I was born the Year of the Dog. We'll call it a Lagotto Romagnolo. Why? Truffle season has come to Europe and I’m on the scent like flies on…
|carefully cleaning the truffle|
Occasionally referred to as diamonds of the kitchen, truffles are a symbiotic fungi that grow at the root of trees, such as Oak or Pine. It takes several years for them to mature, and when they do, they are hunted down by a special breed of canine, the Lagotto Romagnolo. Female pigs were originally used because they can detect the scent, which resembles the sex pheromone of a boar, but unfortunately pigs would also eat them. Maybe I should have been born in the Year of the Pig.
|truffle pasta sauce based in olive oil|
The black truffle harvest begins mid-October and continues until February. Italy hosts a huge truffle festival, The Alba International White Truffle Fair, where one can spend enormous bucks on fungi. But we are super lucky to know the offspring of a veritable French truffle farmer who gets us freshly dug truffles, on request. We don’t actually know where ours came from. The location of truffle forests are kept secret. Think the Knight’s Templar.
They start out looking like hard pieces of turd but with a little olive oil, garlic, parmesan and pasta, they taste terrific.
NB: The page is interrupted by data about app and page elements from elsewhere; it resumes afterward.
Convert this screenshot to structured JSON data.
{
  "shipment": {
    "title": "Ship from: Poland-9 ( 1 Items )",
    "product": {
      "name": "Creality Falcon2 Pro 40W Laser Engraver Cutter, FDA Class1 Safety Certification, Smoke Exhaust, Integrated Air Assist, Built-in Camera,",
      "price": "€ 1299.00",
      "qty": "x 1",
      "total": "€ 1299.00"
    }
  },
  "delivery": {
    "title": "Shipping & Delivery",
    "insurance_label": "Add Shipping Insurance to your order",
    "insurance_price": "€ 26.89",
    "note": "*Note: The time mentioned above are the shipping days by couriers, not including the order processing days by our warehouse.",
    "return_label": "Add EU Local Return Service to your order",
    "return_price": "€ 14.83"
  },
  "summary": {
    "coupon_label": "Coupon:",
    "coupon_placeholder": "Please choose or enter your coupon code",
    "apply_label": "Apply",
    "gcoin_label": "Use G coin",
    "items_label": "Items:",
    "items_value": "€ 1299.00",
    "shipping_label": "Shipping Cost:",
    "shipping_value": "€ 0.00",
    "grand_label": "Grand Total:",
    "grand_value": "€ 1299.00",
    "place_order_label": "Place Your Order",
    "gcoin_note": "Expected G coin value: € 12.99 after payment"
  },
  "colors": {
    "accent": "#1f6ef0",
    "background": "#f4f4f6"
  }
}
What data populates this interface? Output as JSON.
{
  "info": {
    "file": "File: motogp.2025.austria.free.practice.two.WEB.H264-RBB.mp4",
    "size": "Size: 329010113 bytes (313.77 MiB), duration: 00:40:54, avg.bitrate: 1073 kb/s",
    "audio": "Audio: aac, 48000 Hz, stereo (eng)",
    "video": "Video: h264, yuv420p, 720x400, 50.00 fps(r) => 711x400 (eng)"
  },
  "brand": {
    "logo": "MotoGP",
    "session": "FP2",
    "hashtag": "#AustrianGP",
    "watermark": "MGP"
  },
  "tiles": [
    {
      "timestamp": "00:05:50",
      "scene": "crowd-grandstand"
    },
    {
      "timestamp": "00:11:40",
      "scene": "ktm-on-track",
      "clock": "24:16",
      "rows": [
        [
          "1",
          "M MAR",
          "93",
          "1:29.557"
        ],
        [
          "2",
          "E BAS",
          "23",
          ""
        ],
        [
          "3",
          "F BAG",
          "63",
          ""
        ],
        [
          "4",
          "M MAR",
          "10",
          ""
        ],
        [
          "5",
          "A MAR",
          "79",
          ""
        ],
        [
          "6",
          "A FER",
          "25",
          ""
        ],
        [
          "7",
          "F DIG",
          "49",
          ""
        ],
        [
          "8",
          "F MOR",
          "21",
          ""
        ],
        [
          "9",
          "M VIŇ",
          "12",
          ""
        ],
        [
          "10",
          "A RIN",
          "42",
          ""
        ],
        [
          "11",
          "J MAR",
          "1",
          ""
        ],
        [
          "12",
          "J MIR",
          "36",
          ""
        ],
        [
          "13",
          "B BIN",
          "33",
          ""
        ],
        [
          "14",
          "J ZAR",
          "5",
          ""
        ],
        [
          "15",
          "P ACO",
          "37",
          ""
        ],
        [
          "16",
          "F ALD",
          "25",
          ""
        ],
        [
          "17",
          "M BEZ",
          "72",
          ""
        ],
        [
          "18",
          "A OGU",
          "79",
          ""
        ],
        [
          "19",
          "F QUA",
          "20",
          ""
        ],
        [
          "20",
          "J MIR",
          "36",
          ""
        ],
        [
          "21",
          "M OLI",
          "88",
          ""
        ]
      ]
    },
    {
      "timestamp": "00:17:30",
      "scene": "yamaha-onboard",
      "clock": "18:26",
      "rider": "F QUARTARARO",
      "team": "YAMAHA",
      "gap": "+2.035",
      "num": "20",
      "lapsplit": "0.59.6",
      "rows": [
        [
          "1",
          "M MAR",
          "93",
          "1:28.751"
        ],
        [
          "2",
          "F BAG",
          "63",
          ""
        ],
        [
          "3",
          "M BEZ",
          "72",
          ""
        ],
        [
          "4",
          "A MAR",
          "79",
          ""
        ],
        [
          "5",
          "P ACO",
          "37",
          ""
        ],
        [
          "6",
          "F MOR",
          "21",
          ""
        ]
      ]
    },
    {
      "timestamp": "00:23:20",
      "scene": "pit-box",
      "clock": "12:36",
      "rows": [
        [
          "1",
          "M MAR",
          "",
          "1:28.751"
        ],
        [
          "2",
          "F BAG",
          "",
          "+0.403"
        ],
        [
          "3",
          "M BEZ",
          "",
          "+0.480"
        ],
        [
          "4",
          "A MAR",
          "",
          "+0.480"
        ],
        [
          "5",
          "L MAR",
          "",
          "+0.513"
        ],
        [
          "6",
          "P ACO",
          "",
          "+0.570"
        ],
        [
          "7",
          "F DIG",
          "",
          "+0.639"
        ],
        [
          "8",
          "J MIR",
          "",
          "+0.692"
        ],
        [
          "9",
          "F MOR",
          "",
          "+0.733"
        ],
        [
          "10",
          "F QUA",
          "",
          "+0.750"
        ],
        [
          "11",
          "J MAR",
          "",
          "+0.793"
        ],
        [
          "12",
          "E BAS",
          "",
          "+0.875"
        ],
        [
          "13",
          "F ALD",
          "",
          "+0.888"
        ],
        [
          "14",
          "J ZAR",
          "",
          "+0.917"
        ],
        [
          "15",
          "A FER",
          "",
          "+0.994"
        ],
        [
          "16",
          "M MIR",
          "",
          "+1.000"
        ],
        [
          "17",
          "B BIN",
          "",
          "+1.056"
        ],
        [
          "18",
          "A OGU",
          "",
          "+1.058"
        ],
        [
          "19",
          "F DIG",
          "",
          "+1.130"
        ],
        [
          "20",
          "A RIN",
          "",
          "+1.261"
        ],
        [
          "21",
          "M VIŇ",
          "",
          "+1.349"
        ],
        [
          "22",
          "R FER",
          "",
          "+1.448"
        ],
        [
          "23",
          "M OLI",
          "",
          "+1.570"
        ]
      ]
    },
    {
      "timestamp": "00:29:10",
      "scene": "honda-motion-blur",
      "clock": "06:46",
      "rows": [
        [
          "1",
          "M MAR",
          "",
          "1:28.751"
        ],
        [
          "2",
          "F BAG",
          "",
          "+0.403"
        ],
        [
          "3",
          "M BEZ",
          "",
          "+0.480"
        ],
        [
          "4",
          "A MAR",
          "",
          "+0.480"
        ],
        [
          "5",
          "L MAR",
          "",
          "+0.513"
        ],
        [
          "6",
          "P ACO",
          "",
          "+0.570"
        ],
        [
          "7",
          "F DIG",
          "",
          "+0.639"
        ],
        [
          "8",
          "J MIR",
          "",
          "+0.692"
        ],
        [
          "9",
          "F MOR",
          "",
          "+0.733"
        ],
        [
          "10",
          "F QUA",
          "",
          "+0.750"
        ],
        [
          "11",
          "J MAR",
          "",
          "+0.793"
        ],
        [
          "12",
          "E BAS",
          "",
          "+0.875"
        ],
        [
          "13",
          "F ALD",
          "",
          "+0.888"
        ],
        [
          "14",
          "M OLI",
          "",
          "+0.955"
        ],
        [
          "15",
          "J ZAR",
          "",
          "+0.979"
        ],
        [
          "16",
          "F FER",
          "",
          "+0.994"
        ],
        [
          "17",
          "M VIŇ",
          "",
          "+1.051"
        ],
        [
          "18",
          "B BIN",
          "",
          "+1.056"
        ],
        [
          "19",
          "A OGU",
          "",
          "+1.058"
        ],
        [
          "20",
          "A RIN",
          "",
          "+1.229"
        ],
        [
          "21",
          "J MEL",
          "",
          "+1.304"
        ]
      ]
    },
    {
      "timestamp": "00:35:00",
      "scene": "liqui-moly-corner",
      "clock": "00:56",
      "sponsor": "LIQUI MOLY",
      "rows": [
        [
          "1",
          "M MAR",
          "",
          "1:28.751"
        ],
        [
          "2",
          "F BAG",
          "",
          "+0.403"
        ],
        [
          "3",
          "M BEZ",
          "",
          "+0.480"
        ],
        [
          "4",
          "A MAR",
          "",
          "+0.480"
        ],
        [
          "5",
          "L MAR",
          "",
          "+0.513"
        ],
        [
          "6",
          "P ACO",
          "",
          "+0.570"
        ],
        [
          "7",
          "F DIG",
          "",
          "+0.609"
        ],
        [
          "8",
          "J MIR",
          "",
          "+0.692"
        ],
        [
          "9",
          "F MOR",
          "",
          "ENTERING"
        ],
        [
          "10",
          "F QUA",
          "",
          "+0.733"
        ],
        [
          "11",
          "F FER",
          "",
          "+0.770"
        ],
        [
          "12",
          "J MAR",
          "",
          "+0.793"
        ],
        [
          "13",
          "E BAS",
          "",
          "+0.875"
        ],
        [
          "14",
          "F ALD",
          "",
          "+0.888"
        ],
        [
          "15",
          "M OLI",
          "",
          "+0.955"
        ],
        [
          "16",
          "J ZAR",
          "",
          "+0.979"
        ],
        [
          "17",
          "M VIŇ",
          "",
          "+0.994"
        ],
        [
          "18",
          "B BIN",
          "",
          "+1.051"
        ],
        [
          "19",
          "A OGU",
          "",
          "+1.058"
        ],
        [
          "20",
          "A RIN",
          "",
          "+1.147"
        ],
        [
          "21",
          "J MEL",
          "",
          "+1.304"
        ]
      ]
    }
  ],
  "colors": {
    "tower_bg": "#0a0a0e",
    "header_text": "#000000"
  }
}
The only problem is that ours will start to mold after 10 days. In the early 1700s truffle turkey was a big delicacy. Maybe we’ll bring that back this year.